Page 302 - And they cast dust on their heads, and cried, weeping and wailing, saying, Alas, alas, that great city, wherein were made rich all that had ships in the sea by reason of her costliness! For in one hour is she made desolate.
Page 309 - Taxation is no part of the governing or legislative power. The taxes are a voluntary gift and grant of the Commons alone.
Page 301 - And there was given unto him a mouth speaking great things and blasphemies ; and power was given unto him to continue forty and two months.
Page 279 - tis a common proof, That lowliness is young ambition's ladder, Whereto the climber-upward turns his face; But when he once attains the upmost round, He then unto the ladder turns his back, Looks in the clouds, scorning the base degrees By which he did ascend: so Caesar may; Then, lest he may, prevent.

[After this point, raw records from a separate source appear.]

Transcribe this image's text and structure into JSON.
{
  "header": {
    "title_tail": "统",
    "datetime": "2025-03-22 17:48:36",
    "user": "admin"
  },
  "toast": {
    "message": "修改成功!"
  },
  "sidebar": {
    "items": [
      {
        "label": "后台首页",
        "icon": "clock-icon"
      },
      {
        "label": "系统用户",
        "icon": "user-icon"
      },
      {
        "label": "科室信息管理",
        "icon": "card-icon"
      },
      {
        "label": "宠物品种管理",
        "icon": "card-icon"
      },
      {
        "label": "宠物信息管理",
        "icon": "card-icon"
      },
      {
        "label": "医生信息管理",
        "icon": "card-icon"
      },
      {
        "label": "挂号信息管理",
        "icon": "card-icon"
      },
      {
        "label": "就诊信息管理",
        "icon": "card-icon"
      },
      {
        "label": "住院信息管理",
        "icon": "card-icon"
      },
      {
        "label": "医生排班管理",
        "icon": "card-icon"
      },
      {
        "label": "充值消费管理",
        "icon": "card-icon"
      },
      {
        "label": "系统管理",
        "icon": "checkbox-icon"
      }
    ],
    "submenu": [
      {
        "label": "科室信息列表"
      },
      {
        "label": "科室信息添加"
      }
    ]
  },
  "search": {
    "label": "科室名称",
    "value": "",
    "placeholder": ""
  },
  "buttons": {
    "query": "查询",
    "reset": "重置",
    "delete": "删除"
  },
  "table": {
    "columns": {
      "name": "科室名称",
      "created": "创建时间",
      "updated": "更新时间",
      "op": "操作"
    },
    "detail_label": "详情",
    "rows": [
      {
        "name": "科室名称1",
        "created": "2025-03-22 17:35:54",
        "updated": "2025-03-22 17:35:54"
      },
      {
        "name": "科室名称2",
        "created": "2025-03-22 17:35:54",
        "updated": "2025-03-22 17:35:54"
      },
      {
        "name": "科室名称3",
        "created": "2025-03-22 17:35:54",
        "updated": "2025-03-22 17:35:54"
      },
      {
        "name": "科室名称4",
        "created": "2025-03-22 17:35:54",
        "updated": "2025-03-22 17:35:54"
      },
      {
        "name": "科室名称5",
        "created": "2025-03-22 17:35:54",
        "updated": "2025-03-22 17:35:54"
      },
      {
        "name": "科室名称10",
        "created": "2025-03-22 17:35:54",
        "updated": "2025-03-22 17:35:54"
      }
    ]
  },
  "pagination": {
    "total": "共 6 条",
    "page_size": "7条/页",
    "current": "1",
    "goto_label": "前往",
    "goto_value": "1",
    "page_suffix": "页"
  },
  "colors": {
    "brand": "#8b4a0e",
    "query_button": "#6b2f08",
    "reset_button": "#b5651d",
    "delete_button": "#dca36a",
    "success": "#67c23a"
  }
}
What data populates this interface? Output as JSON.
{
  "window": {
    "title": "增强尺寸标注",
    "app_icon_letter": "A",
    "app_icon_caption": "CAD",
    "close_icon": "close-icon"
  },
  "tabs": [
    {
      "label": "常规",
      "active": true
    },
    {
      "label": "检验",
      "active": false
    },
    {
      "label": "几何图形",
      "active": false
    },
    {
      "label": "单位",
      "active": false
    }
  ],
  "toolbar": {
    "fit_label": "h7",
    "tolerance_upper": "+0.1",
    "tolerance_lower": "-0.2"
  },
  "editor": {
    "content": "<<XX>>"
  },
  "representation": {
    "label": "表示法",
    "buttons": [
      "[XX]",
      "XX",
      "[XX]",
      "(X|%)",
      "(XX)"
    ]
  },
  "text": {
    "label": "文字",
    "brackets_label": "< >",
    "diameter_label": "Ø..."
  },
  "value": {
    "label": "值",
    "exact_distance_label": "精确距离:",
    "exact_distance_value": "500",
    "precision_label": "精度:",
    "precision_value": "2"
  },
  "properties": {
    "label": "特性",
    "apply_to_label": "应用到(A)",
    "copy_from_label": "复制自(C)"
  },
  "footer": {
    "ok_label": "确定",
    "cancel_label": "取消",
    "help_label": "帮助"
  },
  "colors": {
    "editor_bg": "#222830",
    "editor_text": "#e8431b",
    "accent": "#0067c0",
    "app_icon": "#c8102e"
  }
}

Page 43 - That it does not increase, but diminishes, the influence of the crown, in order to promote the interests of certain ministers and their party. 4thly. That it deeply affects the national credit. As to the...
Page 45 - ... of mankind at large, ought to be some way or other exercised ultimately for their benefit. If this is true with regard to every species of political dominion and every description...
Page 50 - ... living, and their consolation in death; a nobility of great antiquity and renown; a multitude of cities, not exceeded in population and trade by those of the first class in Europe; merchants and bankers, individual...
Page 47 - Indeed, my observation has furnished me with nothing that is to be found in any habits of life or education, which tends wholly to disqualify men for the functions of government, but that, by which the power of exercising...
Page 310 - ... America, represented in their several assemblies, have ever been in possession of the exercise of this, their .constitutional right, of giving and granting' their own money. They would have been slaves if they had not enjoyed it. At the same time, this kingdom, as the supreme governing and legislative power, has always bound the colonies by her laws, by her regulations, and restrictions in trade, in navigation, in manufactures, in every thing, except that of taking their money out of their pockets...